EXERCISE DETAILS → What lines of the data below include the word "arrow"? Report them by copying each.

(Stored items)
= = = =
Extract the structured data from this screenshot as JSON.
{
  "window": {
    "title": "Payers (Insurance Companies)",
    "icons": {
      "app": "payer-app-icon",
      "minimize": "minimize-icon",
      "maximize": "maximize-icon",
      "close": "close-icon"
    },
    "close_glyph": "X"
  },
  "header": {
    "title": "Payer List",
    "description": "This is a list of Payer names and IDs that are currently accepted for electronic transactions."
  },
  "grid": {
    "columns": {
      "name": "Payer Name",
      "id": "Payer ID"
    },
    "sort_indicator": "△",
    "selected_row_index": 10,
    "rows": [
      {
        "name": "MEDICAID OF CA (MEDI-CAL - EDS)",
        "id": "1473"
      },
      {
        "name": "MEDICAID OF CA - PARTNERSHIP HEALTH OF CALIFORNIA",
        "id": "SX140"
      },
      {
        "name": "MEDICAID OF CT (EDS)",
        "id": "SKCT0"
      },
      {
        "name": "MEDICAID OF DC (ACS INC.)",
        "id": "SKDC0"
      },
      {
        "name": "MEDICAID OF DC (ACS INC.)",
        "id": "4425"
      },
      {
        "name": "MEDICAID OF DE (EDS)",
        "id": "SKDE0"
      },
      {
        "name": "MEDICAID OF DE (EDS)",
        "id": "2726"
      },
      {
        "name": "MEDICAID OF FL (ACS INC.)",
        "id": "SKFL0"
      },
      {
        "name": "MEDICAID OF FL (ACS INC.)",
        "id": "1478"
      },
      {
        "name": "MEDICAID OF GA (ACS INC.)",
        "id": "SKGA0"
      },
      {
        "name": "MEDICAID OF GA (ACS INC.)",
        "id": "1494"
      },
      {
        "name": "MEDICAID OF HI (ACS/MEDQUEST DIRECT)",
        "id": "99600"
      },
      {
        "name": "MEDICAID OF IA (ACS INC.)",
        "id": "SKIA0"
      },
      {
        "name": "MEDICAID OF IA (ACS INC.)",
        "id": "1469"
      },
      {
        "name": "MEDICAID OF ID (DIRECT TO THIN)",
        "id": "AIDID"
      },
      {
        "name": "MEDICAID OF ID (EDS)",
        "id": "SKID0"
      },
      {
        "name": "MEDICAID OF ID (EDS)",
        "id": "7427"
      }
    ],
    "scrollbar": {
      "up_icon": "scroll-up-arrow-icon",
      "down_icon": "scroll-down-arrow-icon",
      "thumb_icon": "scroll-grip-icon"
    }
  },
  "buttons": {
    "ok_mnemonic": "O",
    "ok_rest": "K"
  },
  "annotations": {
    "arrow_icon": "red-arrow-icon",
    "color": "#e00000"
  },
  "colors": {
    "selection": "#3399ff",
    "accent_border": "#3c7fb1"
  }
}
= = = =
REPLY TO THE TASK →
      "up_icon": "scroll-up-arrow-icon",
      "down_icon": "scroll-down-arrow-icon",
    "arrow_icon": "red-arrow-icon",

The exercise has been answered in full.